▸ What you should do:
Your answer must be the records below, reproduced exactly.
☆ ☆ ☆ ☆ ☆
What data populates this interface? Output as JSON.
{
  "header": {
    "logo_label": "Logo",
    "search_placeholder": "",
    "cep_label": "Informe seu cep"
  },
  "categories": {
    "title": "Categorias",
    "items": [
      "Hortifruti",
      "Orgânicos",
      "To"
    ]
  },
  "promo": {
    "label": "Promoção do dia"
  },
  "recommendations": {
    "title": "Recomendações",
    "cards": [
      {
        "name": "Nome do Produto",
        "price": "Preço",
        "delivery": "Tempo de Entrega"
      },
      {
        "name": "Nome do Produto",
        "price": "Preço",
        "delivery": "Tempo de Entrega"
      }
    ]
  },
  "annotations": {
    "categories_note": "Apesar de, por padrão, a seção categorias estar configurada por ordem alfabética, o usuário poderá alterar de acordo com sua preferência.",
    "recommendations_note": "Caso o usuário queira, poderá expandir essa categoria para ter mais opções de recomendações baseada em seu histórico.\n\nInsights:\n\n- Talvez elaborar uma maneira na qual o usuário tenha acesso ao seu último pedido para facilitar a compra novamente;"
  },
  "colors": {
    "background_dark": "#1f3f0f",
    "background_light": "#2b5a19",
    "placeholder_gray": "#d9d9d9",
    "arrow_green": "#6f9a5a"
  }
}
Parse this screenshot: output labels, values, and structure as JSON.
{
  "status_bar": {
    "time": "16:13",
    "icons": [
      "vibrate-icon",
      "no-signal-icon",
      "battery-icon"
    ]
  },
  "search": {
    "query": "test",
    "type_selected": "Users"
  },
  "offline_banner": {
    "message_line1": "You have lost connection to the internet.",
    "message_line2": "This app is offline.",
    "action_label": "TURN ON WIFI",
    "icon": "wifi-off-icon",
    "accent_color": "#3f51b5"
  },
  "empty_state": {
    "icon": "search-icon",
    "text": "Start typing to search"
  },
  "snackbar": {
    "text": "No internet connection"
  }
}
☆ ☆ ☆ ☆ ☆
▸ Finished task:
What data populates this interface? Output as JSON.
{
  "header": {
    "logo_label": "Logo",
    "search_placeholder": "",
    "cep_label": "Informe seu cep"
  },
  "categories": {
    "title": "Categorias",
    "items": [
      "Hortifruti",
      "Orgânicos",
      "To"
    ]
  },
  "promo": {
    "label": "Promoção do dia"
  },
  "recommendations": {
    "title": "Recomendações",
    "cards": [
      {
        "name": "Nome do Produto",
        "price": "Preço",
        "delivery": "Tempo de Entrega"
      },
      {
        "name": "Nome do Produto",
        "price": "Preço",
        "delivery": "Tempo de Entrega"
      }
    ]
  },
  "annotations": {
    "categories_note": "Apesar de, por padrão, a seção categorias estar configurada por ordem alfabética, o usuário poderá alterar de acordo com sua preferência.",
    "recommendations_note": "Caso o usuário queira, poderá expandir essa categoria para ter mais opções de recomendações baseada em seu histórico.\n\nInsights:\n\n- Talvez elaborar uma maneira na qual o usuário tenha acesso ao seu último pedido para facilitar a compra novamente;"
  },
  "colors": {
    "background_dark": "#1f3f0f",
    "background_light": "#2b5a19",
    "placeholder_gray": "#d9d9d9",
    "arrow_green": "#6f9a5a"
  }
}
Parse this screenshot: output labels, values, and structure as JSON.
{
  "status_bar": {
    "time": "16:13",
    "icons": [
      "vibrate-icon",
      "no-signal-icon",
      "battery-icon"
    ]
  },
  "search": {
    "query": "test",
    "type_selected": "Users"
  },
  "offline_banner": {
    "message_line1": "You have lost connection to the internet.",
    "message_line2": "This app is offline.",
    "action_label": "TURN ON WIFI",
    "icon": "wifi-off-icon",
    "accent_color": "#3f51b5"
  },
  "empty_state": {
    "icon": "search-icon",
    "text": "Start typing to search"
  },
  "snackbar": {
    "text": "No internet connection"
  }
}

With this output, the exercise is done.